Our fans have high expectations for our teams and our institution, which has invested heavily in athletics and facilities in recent years. Likewise, we set high expectations for our teams and coaches on and off the field. As we focus on our future, the Madison Future Commission will be guided by the core principles that have made JMU the unique and successful institution it is today. Athletics will continue to be part of our overall educational program, provide educational and wellness opportunities for students, and emphasize high standards and integrity. Our first priority will be the "student" in student-athlete. The finances of our athletics program must be sound and considered in the overall context of the university's budget and priorities. The success and achievements of all of our teams, including the academic achievement of our students, are important.

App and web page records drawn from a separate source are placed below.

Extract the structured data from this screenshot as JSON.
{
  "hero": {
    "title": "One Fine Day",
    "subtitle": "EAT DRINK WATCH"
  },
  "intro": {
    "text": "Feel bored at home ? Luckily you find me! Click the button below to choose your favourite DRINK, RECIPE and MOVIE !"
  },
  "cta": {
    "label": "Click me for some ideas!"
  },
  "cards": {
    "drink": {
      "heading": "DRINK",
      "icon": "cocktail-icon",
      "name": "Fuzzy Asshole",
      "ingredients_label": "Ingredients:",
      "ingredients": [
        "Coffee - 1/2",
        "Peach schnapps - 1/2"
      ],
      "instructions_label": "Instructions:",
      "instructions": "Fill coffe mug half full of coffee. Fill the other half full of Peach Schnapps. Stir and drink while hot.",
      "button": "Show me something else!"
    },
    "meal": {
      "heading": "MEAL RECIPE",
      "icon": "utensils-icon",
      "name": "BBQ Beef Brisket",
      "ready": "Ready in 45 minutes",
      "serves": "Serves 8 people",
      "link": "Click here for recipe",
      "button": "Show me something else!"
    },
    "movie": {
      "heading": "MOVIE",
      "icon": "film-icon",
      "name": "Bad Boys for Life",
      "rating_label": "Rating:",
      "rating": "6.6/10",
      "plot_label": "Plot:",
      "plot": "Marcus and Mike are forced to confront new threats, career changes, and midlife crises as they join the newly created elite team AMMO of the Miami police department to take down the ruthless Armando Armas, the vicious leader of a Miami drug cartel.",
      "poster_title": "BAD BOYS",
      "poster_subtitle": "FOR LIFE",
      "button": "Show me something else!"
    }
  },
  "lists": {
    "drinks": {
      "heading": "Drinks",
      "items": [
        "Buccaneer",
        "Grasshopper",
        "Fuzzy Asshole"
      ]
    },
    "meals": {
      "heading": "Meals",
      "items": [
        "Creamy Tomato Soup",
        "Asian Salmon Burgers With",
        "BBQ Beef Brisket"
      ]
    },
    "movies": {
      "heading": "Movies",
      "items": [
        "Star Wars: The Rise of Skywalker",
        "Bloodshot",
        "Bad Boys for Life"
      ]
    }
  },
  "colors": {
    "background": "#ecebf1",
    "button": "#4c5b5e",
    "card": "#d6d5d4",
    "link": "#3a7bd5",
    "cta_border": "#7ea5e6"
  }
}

I am heartened to be president of a university with such an inspiring mission, well-rounded educational culture and passionate athletics supporters. It is especially meaningful to me that Madison is named for James Madison, the Father of the Constitution. I want us to be mindful of our heritage and to further the tone of civil discourse not just across the university, but also in the stands and in our social media forums. I want and expect for us to be perceived as a "first-class act" by our peers and competitors. We all must take responsibility for setting that tone.
Focusing on people as Madison's most valuable resource
I close by again commenting on the distinctive and significant presence in higher education that I have found James Madison University to be. I underscore that I believe our people are our greatest resource—our faculty, staff and students on campus and our alumni, parents, donors and friends who live throughout the world. They—you—are Madison's greatest resource. If we can harness your energy, your intelligence and your enthusiasm then there's no limit to what we can do together.
Please attend the inauguration on March 15
I hope you will join us at future "Why Madison?" Listening Tour events, and I invite you to my presidential inauguration in the Convocation Center on campus on March 15, when we will celebrate the wonderful university that is Madison. Thank you.